#### [Information given]

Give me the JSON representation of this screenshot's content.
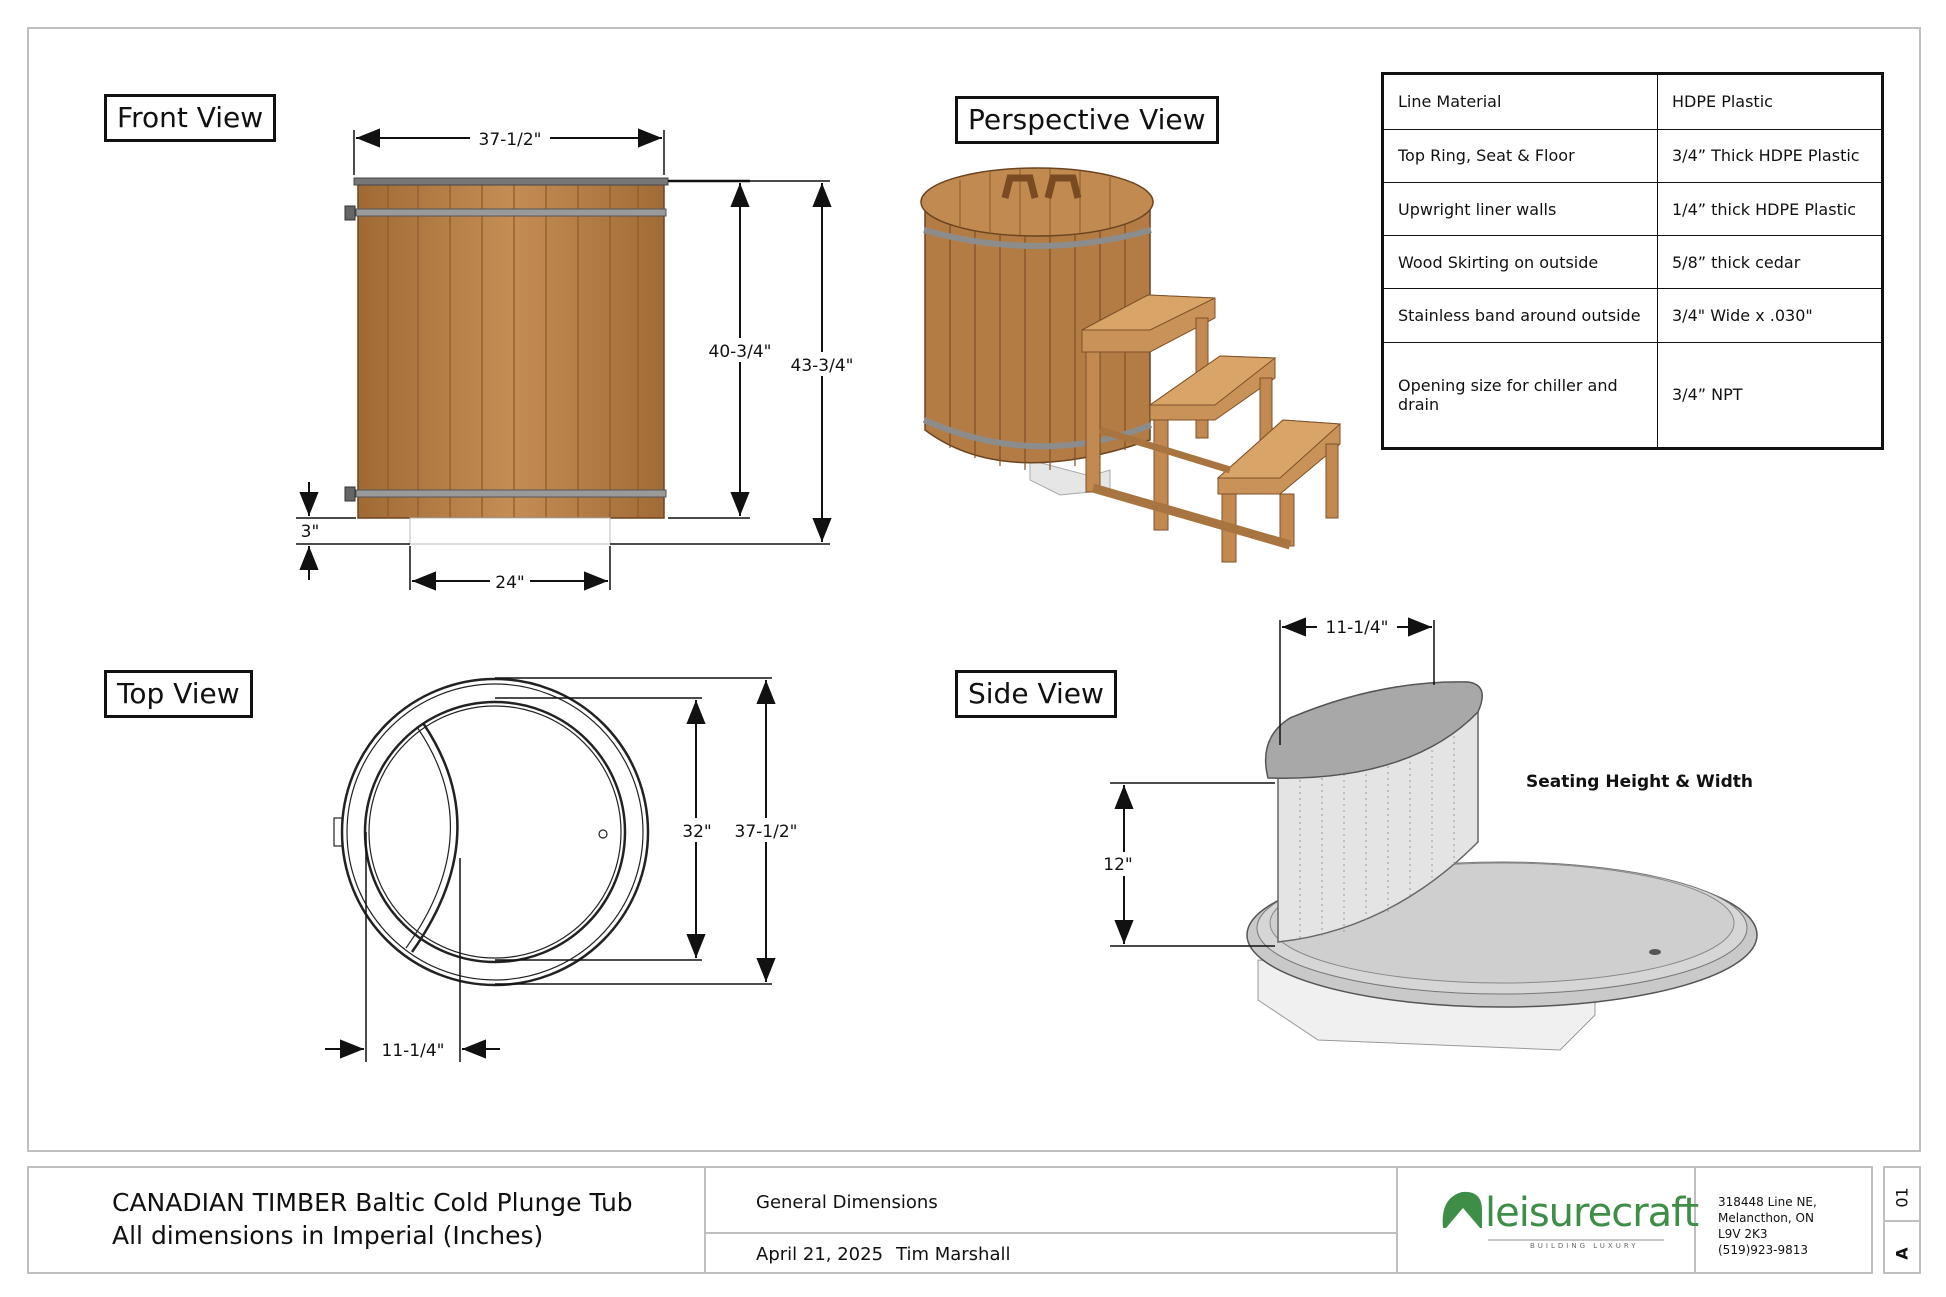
{
  "views": {
    "front": "Front View",
    "perspective": "Perspective View",
    "top": "Top View",
    "side": "Side View"
  },
  "specs": [
    {
      "label": "Line Material",
      "value": "HDPE Plastic"
    },
    {
      "label": "Top Ring, Seat & Floor",
      "value": "3/4” Thick HDPE Plastic"
    },
    {
      "label": "Upwright liner walls",
      "value": "1/4” thick HDPE Plastic"
    },
    {
      "label": "Wood Skirting on outside",
      "value": "5/8” thick cedar"
    },
    {
      "label": "Stainless band around outside",
      "value": "3/4\" Wide x .030\""
    },
    {
      "label": "Opening size for chiller and drain",
      "value": "3/4” NPT"
    }
  ],
  "dims": {
    "front_width": "37-1/2\"",
    "front_body_height": "40-3/4\"",
    "front_total_height": "43-3/4\"",
    "front_base_height": "3\"",
    "front_base_width": "24\"",
    "top_inner": "32\"",
    "top_outer": "37-1/2\"",
    "top_seat": "11-1/4\"",
    "side_seat_width": "11-1/4\"",
    "side_seat_height": "12\""
  },
  "side_note": "Seating Height & Width",
  "title_block": {
    "line1": "CANADIAN TIMBER Baltic Cold Plunge Tub",
    "line2": "All dimensions in Imperial (Inches)",
    "sheet": "General Dimensions",
    "date": "April 21, 2025",
    "author": "Tim Marshall",
    "logo": "leisurecraft",
    "tagline": "BUILDING LUXURY",
    "address": [
      "318448 Line NE,",
      "Melancthon, ON",
      "L9V 2K3",
      "(519)923-9813"
    ],
    "sheet_no": "01",
    "revision": "A"
  },
  "colors": {
    "cedar": "#b8824a",
    "cedar_dark": "#8a5a2b",
    "band": "#8c8c8c",
    "liner": "#d9d9d9",
    "logo_green": "#3f8e47"
  }
}
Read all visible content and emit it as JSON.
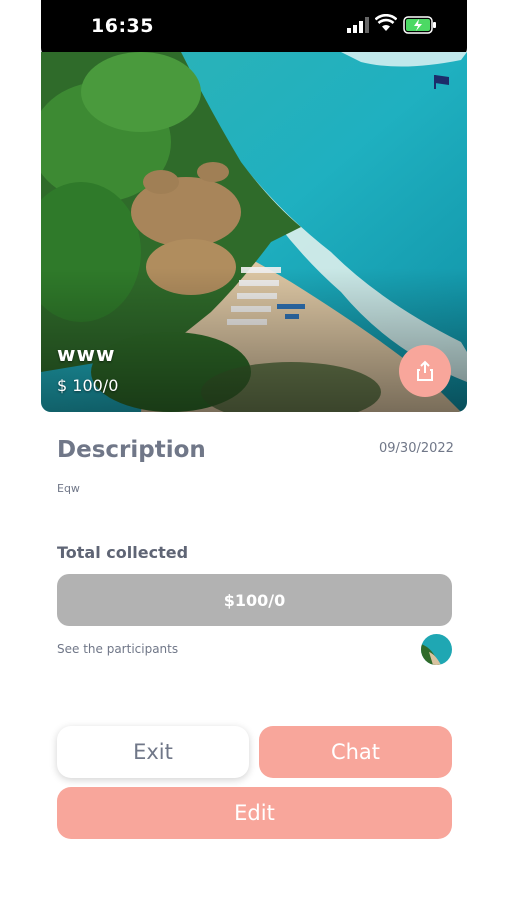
{
  "status_bar": {
    "time": "16:35"
  },
  "hero": {
    "title": "www",
    "amount": "$ 100/0"
  },
  "details": {
    "description_title": "Description",
    "date": "09/30/2022",
    "description_text": "Eqw",
    "total_label": "Total collected",
    "total_value": "$100/0",
    "participants_link": "See the participants"
  },
  "actions": {
    "exit_label": "Exit",
    "chat_label": "Chat",
    "edit_label": "Edit"
  },
  "colors": {
    "accent": "#f8a69b",
    "text": "#707788",
    "total_bar": "#b2b2b2"
  }
}
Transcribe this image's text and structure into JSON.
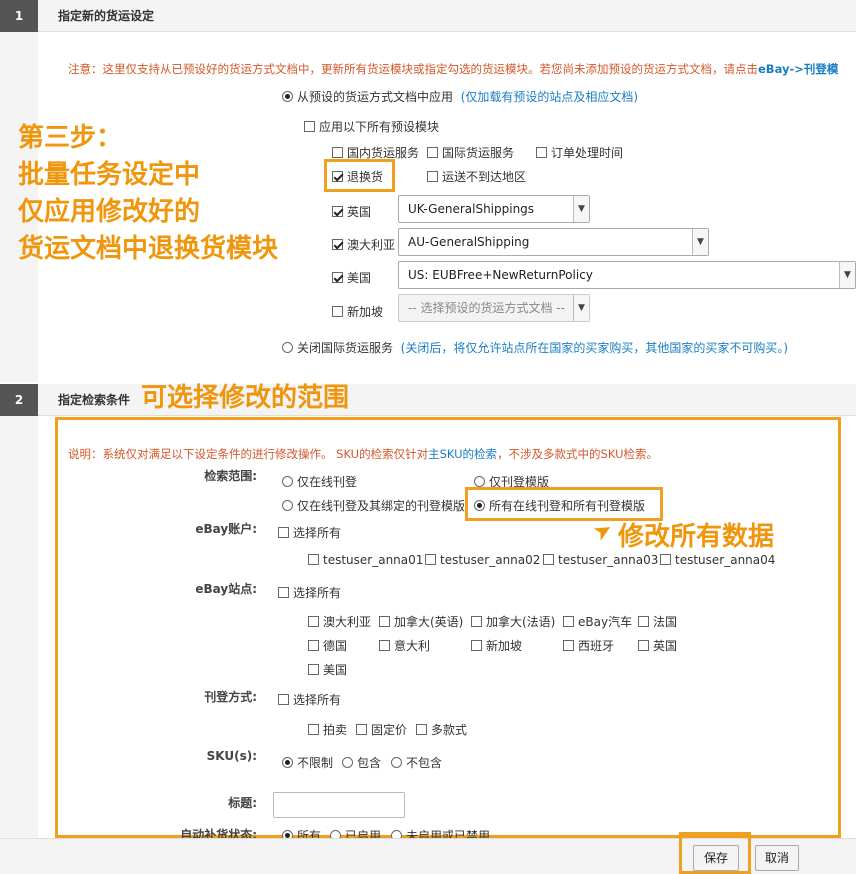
{
  "section1": {
    "number": "1",
    "title": "指定新的货运设定",
    "notice": "注意：这里仅支持从已预设好的货运方式文档中，更新所有货运模块或指定勾选的货运模块。若您尚未添加预设的货运方式文档，请点击",
    "notice_link": "eBay->刊登模",
    "apply_from_preset": "从预设的货运方式文档中应用",
    "apply_from_preset_note": "(仅加载有预设的站点及相应文档)",
    "apply_all_modules": "应用以下所有预设模块",
    "modules": {
      "domestic": "国内货运服务",
      "international": "国际货运服务",
      "handling_time": "订单处理时间",
      "returns": "退换货",
      "exclude_locations": "运送不到达地区"
    },
    "sites": [
      {
        "name": "英国",
        "checked": true,
        "value": "UK-GeneralShippings",
        "disabled": false
      },
      {
        "name": "澳大利亚",
        "checked": true,
        "value": "AU-GeneralShipping",
        "disabled": false
      },
      {
        "name": "美国",
        "checked": true,
        "value": "US: EUBFree+NewReturnPolicy",
        "disabled": false
      },
      {
        "name": "新加坡",
        "checked": false,
        "value": "-- 选择预设的货运方式文档 --",
        "disabled": true
      }
    ],
    "close_intl": "关闭国际货运服务",
    "close_intl_note": "(关闭后，将仅允许站点所在国家的买家购买，其他国家的买家不可购买。)"
  },
  "section2": {
    "number": "2",
    "title": "指定检索条件",
    "notice_prefix": "说明：系统仅对满足以下设定条件的进行修改操作。 SKU的检索仅针对",
    "notice_highlight": "主SKU的检索",
    "notice_suffix": "，不涉及多款式中的SKU检索。",
    "search_scope_label": "检索范围:",
    "scope_options": [
      "仅在线刊登",
      "仅刊登模版",
      "仅在线刊登及其绑定的刊登模版",
      "所有在线刊登和所有刊登模版"
    ],
    "ebay_account_label": "eBay账户:",
    "select_all": "选择所有",
    "accounts": [
      "testuser_anna01",
      "testuser_anna02",
      "testuser_anna03",
      "testuser_anna04"
    ],
    "ebay_site_label": "eBay站点:",
    "site_list": [
      "澳大利亚",
      "加拿大(英语)",
      "加拿大(法语)",
      "eBay汽车",
      "法国",
      "德国",
      "意大利",
      "新加坡",
      "西班牙",
      "英国",
      "美国"
    ],
    "listing_type_label": "刊登方式:",
    "listing_types": [
      "拍卖",
      "固定价",
      "多款式"
    ],
    "sku_label": "SKU(s):",
    "sku_options": [
      "不限制",
      "包含",
      "不包含"
    ],
    "title_label": "标题:",
    "title_value": "",
    "restock_label": "自动补货状态:",
    "restock_options": [
      "所有",
      "已启用",
      "未启用或已禁用"
    ]
  },
  "annotations": {
    "step3_lines": [
      "第三步：",
      "批量任务设定中",
      "仅应用修改好的",
      "货运文档中退换货模块"
    ],
    "range_note": "可选择修改的范围",
    "modify_all": "修改所有数据"
  },
  "footer": {
    "save": "保存",
    "cancel": "取消"
  },
  "colors": {
    "annotation": "#f0960c",
    "notice": "#d4572a",
    "link": "#1a7ec2"
  }
}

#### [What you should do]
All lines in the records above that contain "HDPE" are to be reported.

#### [Answer to the exercise]
      "value": "HDPE Plastic"
      "value": "3/4” Thick HDPE Plastic"
      "value": "1/4” thick HDPE Plastic"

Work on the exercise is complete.